What you are asked to do:
Your answer must be every record below, written out exactly as it appears.

....

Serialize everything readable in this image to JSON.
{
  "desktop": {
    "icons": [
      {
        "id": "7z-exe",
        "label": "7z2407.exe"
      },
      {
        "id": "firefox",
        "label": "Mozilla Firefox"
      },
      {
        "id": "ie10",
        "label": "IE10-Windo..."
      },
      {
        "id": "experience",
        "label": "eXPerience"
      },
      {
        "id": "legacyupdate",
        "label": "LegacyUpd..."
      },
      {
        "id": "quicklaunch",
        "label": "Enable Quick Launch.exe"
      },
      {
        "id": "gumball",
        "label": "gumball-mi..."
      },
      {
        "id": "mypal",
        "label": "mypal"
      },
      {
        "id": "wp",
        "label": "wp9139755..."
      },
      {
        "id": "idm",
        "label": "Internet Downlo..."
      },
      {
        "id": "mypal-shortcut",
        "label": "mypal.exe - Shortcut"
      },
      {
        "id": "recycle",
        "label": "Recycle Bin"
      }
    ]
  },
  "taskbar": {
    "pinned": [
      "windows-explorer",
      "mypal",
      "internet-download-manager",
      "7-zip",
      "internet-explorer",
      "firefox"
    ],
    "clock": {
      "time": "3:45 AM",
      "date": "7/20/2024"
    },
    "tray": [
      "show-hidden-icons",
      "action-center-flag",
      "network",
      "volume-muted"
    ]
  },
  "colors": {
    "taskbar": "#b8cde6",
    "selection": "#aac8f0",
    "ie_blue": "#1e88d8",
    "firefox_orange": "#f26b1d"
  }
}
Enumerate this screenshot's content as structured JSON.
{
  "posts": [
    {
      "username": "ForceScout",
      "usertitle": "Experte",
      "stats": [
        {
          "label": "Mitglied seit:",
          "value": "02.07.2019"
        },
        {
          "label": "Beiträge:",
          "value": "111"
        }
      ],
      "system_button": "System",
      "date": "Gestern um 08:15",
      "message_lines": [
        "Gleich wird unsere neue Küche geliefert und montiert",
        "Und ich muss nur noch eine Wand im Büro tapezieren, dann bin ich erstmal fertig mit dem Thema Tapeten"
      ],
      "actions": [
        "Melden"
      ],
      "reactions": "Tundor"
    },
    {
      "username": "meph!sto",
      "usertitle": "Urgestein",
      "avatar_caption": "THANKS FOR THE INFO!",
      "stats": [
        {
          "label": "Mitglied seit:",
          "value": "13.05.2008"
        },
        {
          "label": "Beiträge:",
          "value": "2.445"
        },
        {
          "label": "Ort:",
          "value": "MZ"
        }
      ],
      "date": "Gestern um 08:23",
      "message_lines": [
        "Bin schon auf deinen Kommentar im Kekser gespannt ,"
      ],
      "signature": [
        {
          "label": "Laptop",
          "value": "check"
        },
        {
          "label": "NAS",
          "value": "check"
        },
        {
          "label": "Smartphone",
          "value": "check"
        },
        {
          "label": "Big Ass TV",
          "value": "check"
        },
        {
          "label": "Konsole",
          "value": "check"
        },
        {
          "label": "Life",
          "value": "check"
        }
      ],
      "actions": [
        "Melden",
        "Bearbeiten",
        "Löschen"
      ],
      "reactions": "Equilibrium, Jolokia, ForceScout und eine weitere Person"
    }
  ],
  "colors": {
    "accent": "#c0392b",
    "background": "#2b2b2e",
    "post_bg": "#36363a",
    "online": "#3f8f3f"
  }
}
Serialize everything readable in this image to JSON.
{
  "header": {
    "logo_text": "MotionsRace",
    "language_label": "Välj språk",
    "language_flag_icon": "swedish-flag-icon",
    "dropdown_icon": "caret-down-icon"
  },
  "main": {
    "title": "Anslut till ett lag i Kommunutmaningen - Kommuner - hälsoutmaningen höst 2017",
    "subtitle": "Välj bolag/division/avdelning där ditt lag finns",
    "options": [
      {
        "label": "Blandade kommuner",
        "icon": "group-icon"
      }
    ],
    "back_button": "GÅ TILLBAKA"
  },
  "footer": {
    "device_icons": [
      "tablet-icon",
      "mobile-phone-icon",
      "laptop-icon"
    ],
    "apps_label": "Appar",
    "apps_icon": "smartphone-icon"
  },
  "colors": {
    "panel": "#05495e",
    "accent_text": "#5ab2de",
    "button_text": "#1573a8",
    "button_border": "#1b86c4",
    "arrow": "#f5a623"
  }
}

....

Answer box:
Serialize everything readable in this image to JSON.
{
  "desktop": {
    "icons": [
      {
        "id": "7z-exe",
        "label": "7z2407.exe"
      },
      {
        "id": "firefox",
        "label": "Mozilla Firefox"
      },
      {
        "id": "ie10",
        "label": "IE10-Windo..."
      },
      {
        "id": "experience",
        "label": "eXPerience"
      },
      {
        "id": "legacyupdate",
        "label": "LegacyUpd..."
      },
      {
        "id": "quicklaunch",
        "label": "Enable Quick Launch.exe"
      },
      {
        "id": "gumball",
        "label": "gumball-mi..."
      },
      {
        "id": "mypal",
        "label": "mypal"
      },
      {
        "id": "wp",
        "label": "wp9139755..."
      },
      {
        "id": "idm",
        "label": "Internet Downlo..."
      },
      {
        "id": "mypal-shortcut",
        "label": "mypal.exe - Shortcut"
      },
      {
        "id": "recycle",
        "label": "Recycle Bin"
      }
    ]
  },
  "taskbar": {
    "pinned": [
      "windows-explorer",
      "mypal",
      "internet-download-manager",
      "7-zip",
      "internet-explorer",
      "firefox"
    ],
    "clock": {
      "time": "3:45 AM",
      "date": "7/20/2024"
    },
    "tray": [
      "show-hidden-icons",
      "action-center-flag",
      "network",
      "volume-muted"
    ]
  },
  "colors": {
    "taskbar": "#b8cde6",
    "selection": "#aac8f0",
    "ie_blue": "#1e88d8",
    "firefox_orange": "#f26b1d"
  }
}
Enumerate this screenshot's content as structured JSON.
{
  "posts": [
    {
      "username": "ForceScout",
      "usertitle": "Experte",
      "stats": [
        {
          "label": "Mitglied seit:",
          "value": "02.07.2019"
        },
        {
          "label": "Beiträge:",
          "value": "111"
        }
      ],
      "system_button": "System",
      "date": "Gestern um 08:15",
      "message_lines": [
        "Gleich wird unsere neue Küche geliefert und montiert",
        "Und ich muss nur noch eine Wand im Büro tapezieren, dann bin ich erstmal fertig mit dem Thema Tapeten"
      ],
      "actions": [
        "Melden"
      ],
      "reactions": "Tundor"
    },
    {
      "username": "meph!sto",
      "usertitle": "Urgestein",
      "avatar_caption": "THANKS FOR THE INFO!",
      "stats": [
        {
          "label": "Mitglied seit:",
          "value": "13.05.2008"
        },
        {
          "label": "Beiträge:",
          "value": "2.445"
        },
        {
          "label": "Ort:",
          "value": "MZ"
        }
      ],
      "date": "Gestern um 08:23",
      "message_lines": [
        "Bin schon auf deinen Kommentar im Kekser gespannt ,"
      ],
      "signature": [
        {
          "label": "Laptop",
          "value": "check"
        },
        {
          "label": "NAS",
          "value": "check"
        },
        {
          "label": "Smartphone",
          "value": "check"
        },
        {
          "label": "Big Ass TV",
          "value": "check"
        },
        {
          "label": "Konsole",
          "value": "check"
        },
        {
          "label": "Life",
          "value": "check"
        }
      ],
      "actions": [
        "Melden",
        "Bearbeiten",
        "Löschen"
      ],
      "reactions": "Equilibrium, Jolokia, ForceScout und eine weitere Person"
    }
  ],
  "colors": {
    "accent": "#c0392b",
    "background": "#2b2b2e",
    "post_bg": "#36363a",
    "online": "#3f8f3f"
  }
}
Serialize everything readable in this image to JSON.
{
  "header": {
    "logo_text": "MotionsRace",
    "language_label": "Välj språk",
    "language_flag_icon": "swedish-flag-icon",
    "dropdown_icon": "caret-down-icon"
  },
  "main": {
    "title": "Anslut till ett lag i Kommunutmaningen - Kommuner - hälsoutmaningen höst 2017",
    "subtitle": "Välj bolag/division/avdelning där ditt lag finns",
    "options": [
      {
        "label": "Blandade kommuner",
        "icon": "group-icon"
      }
    ],
    "back_button": "GÅ TILLBAKA"
  },
  "footer": {
    "device_icons": [
      "tablet-icon",
      "mobile-phone-icon",
      "laptop-icon"
    ],
    "apps_label": "Appar",
    "apps_icon": "smartphone-icon"
  },
  "colors": {
    "panel": "#05495e",
    "accent_text": "#5ab2de",
    "button_text": "#1573a8",
    "button_border": "#1b86c4",
    "arrow": "#f5a623"
  }
}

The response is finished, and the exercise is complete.